DS: So ultimately the integrity and viability of a system depends upon the integrity and strength of its parts—and how they come together.
RP: “Peace of mind produces right values, right values produce right thoughts. Right thoughts produce right actions and right actions produce work which will be a material reflection for others to see of the serenity at the center of it all.”
DS: Right action produces serenity. Peace. I like that. It reminds me of a TED talk given by peace activist Jamila Raquib. She told how a group of twelve regular citizens in Guatemala brought down their corrupt president and his regime. They put out a call on Facebook, asking their friends to meet in the plaza carrying signs that read: Renuncia Ya, “Resign Already!” To their surprise, 30,000 people showed up. After protesting for a week and getting no results, they organized a strike. “In Guatemala City alone,” she said, “over 400 businesses shut their doors. Farmers throughout the country blocked the roads. Within five days the president and dozens of corrupt officials resigned and were indicted on charges of corruption. The former president and the others are currently in prison.” The story demonstrated her thesis, that “Non-violent action works by destroying an opponent—not physically, but by identifying the institutions the opponent needs in order to survive and then denying them those sources of power.” Right action—as opposed to ranting, raving and violence. It’s Mahatma Gandhi’s admonition to be the change we want to see in the world. So to repair this fabric you’re saying I should, first and foremost, attend to the fiber that I am; maintain its strength and integrity in the context of my place in the fabric. And at the same time withhold the sources of power from those who are abusing it. Self work. That can be hard.
RP: “It’s having the right attitudes that’s hard.”
DS: Right thinking and acting, you said. How will I know when this self-referential and non-violent approach is working?
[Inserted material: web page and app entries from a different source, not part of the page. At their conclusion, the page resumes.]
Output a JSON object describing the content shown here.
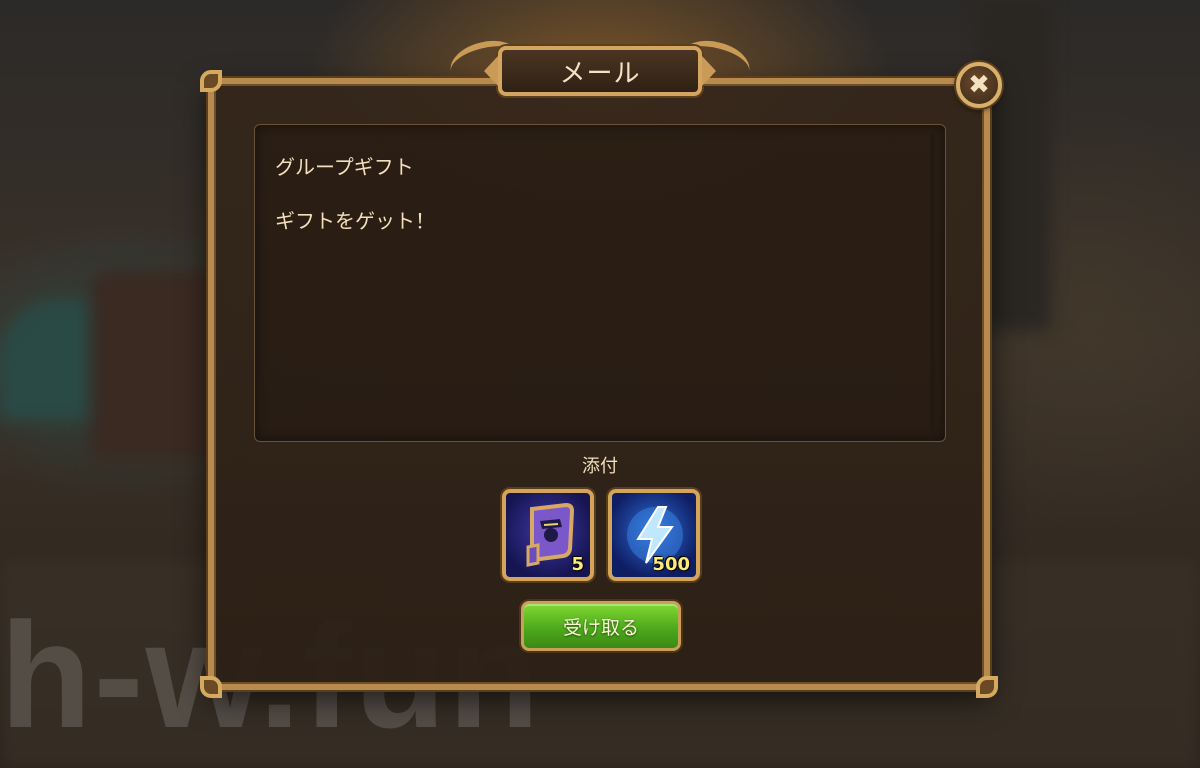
{
  "dialog": {
    "title": "メール",
    "close_icon": "close-icon"
  },
  "message": {
    "subject": "グループギフト",
    "body": "ギフトをゲット！"
  },
  "attachments": {
    "label": "添付",
    "items": [
      {
        "icon": "scroll-hero-icon",
        "count": "5"
      },
      {
        "icon": "lightning-energy-icon",
        "count": "500"
      }
    ]
  },
  "actions": {
    "claim_label": "受け取る"
  },
  "watermark": "h-w.fun",
  "colors": {
    "frame_gold": "#b98a4e",
    "text_cream": "#f2dfbb",
    "claim_green": "#4eaa1c",
    "count_yellow": "#ffe97a"
  }
}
RP: “The test of the machine (system) is the satisfaction it gives you. There isn’t any other test. If the machine produces tranquility it’s right. If it disturbs you it’s wrong until either the machine or your mind is changed… The real cycle (system) you’re working in is a cycle called yourself. The machine that appears to be “out there” and the person that appears to be “in here” are not two separate things. They grow toward quality or fall away from quality together… The social values are right only if the individual values are right.”
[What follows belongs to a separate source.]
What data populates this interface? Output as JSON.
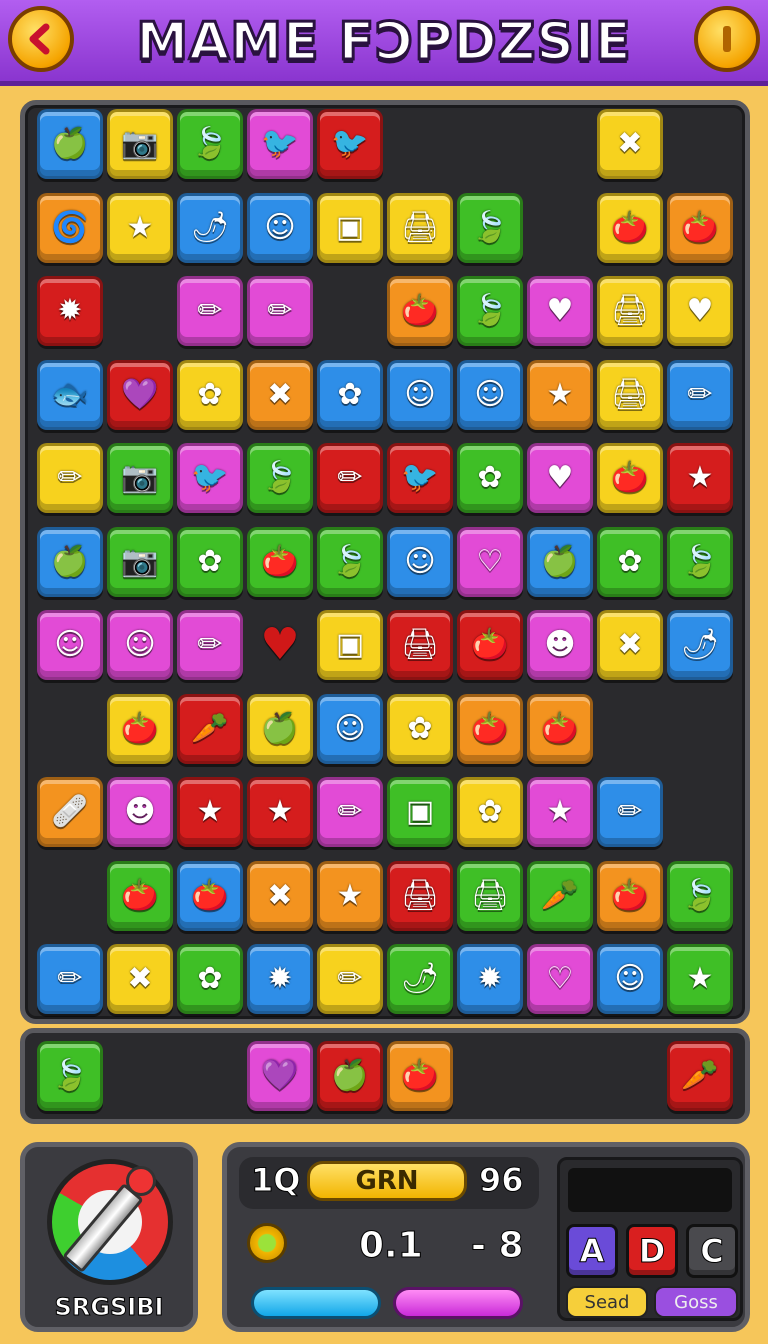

DS: Obviously, you’re not just speaking of motorcycles. I get it. The system is me. I am the motorcycle, the fabric of society and the government. One way or another, right where I am, how I am and what I say and do contributes to—or reduces—the quality of the system’s functioning. Also, by keeping myself and my community of threads intact locally, we provide a model for others—of what works, creates tranquility.
RP: Good David. You not only read my book, you understood what I was trying to say.
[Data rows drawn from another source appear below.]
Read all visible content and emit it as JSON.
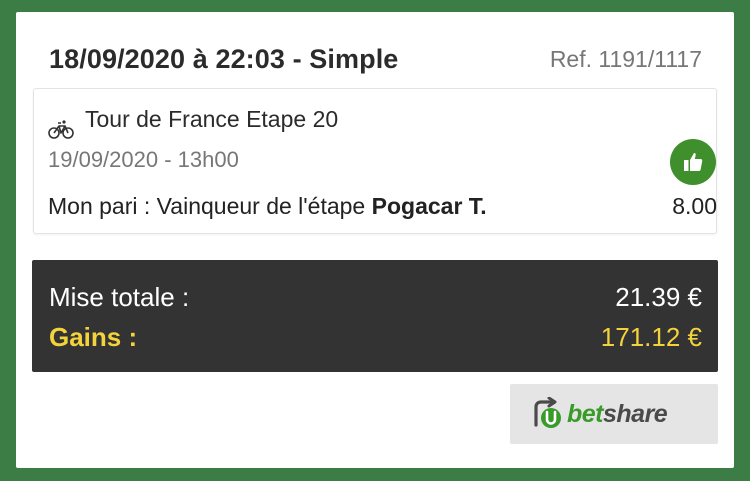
{
  "header": {
    "title": "18/09/2020 à 22:03 - Simple",
    "ref": "Ref. 1191/1117"
  },
  "bet": {
    "sport_icon": "bicycle-icon",
    "event": "Tour de France Etape 20",
    "date": "19/09/2020 - 13h00",
    "status_icon": "thumbs-up-icon",
    "status_color": "#3f8f2c",
    "line_prefix": "Mon pari : Vainqueur de l'étape ",
    "pick": "Pogacar T.",
    "odds": "8.00"
  },
  "summary": {
    "stake_label": "Mise totale :",
    "stake_value": "21.39 €",
    "gain_label": "Gains :",
    "gain_value": "171.12 €",
    "gain_color": "#f3d23c"
  },
  "betshare": {
    "icon": "betshare-logo-icon",
    "bet_text": "bet",
    "share_text": "share"
  }
}
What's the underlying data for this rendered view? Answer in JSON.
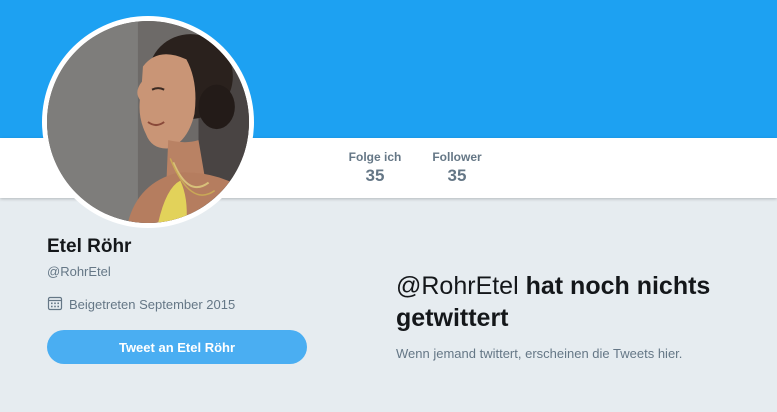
{
  "header": {
    "banner_color": "#1da1f2"
  },
  "profile": {
    "name": "Etel Röhr",
    "handle": "@RohrEtel",
    "joined": "Beigetreten September 2015",
    "joined_icon": "calendar-icon",
    "tweet_button_label": "Tweet an Etel Röhr"
  },
  "stats": [
    {
      "label": "Folge ich",
      "value": "35"
    },
    {
      "label": "Follower",
      "value": "35"
    }
  ],
  "timeline": {
    "empty_heading_handle": "@RohrEtel",
    "empty_heading_rest": " hat noch nichts getwittert",
    "empty_text": "Wenn jemand twittert, erscheinen die Tweets hier."
  },
  "colors": {
    "accent": "#1da1f2",
    "button": "#4aaef2",
    "secondary_text": "#657786",
    "page_background": "#e6ecf0"
  }
}
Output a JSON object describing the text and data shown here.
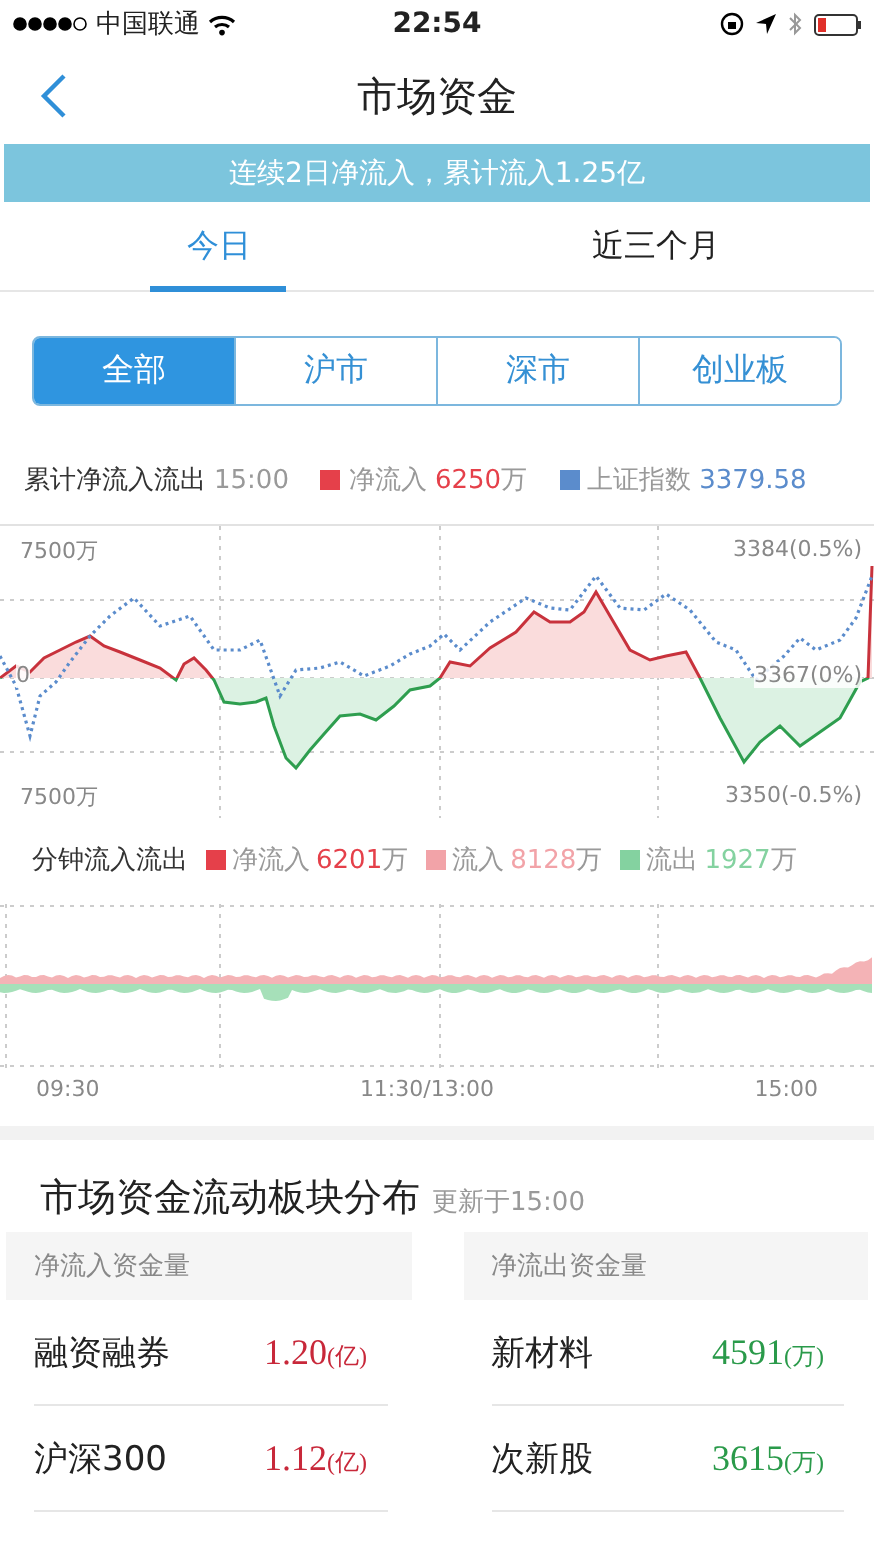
{
  "status_bar": {
    "carrier": "中国联通",
    "time": "22:54"
  },
  "nav": {
    "title": "市场资金"
  },
  "banner": "连续2日净流入，累计流入1.25亿",
  "tabs": [
    {
      "label": "今日",
      "selected": true
    },
    {
      "label": "近三个月",
      "selected": false
    }
  ],
  "segments": [
    {
      "label": "全部",
      "selected": true
    },
    {
      "label": "沪市",
      "selected": false
    },
    {
      "label": "深市",
      "selected": false
    },
    {
      "label": "创业板",
      "selected": false
    }
  ],
  "cumulative_chart": {
    "title": "累计净流入流出",
    "time": "15:00",
    "legend": [
      {
        "label": "净流入",
        "value": "6250",
        "unit": "万",
        "color": "#e5404a"
      },
      {
        "label": "上证指数",
        "value": "3379.58",
        "color": "#5b8ccc"
      }
    ],
    "left_labels": [
      "7500万",
      "0",
      "7500万"
    ],
    "right_labels": [
      "3384(0.5%)",
      "3367(0%)",
      "3350(-0.5%)"
    ]
  },
  "minute_chart": {
    "title": "分钟流入流出",
    "legend": [
      {
        "label": "净流入",
        "value": "6201",
        "unit": "万",
        "color": "#e5404a"
      },
      {
        "label": "流入",
        "value": "8128",
        "unit": "万",
        "color": "#f2a3a8"
      },
      {
        "label": "流出",
        "value": "1927",
        "unit": "万",
        "color": "#84d2a0"
      }
    ],
    "x_labels": [
      "09:30",
      "11:30/13:00",
      "15:00"
    ]
  },
  "sector": {
    "title": "市场资金流动板块分布",
    "updated": "更新于15:00",
    "columns": [
      {
        "heading": "净流入资金量",
        "kind": "inflow",
        "rows": [
          {
            "name": "融资融券",
            "value": "1.20",
            "unit": "(亿)"
          },
          {
            "name": "沪深300",
            "value": "1.12",
            "unit": "(亿)"
          }
        ]
      },
      {
        "heading": "净流出资金量",
        "kind": "outflow",
        "rows": [
          {
            "name": "新材料",
            "value": "4591",
            "unit": "(万)"
          },
          {
            "name": "次新股",
            "value": "3615",
            "unit": "(万)"
          }
        ]
      }
    ]
  }
}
Care and Quality are internal and external aspects of the same thing. A person who sees Quality and feels it as he works is a person who cares. A person who cares about what he sees and does is a person who’s bound to have some characteristic of quality.
Robert M. Pirsig
ABOUT THESE IMAGES
First Image: Tattered Flag
Last Image: Waving Flag
The two closeups are magnified sections of the first image, taken at an antique fair. The last image was created in the studio by photographing another of my images on a computer screen. The motion effect was accomplished by zooming out during a two-second exposure.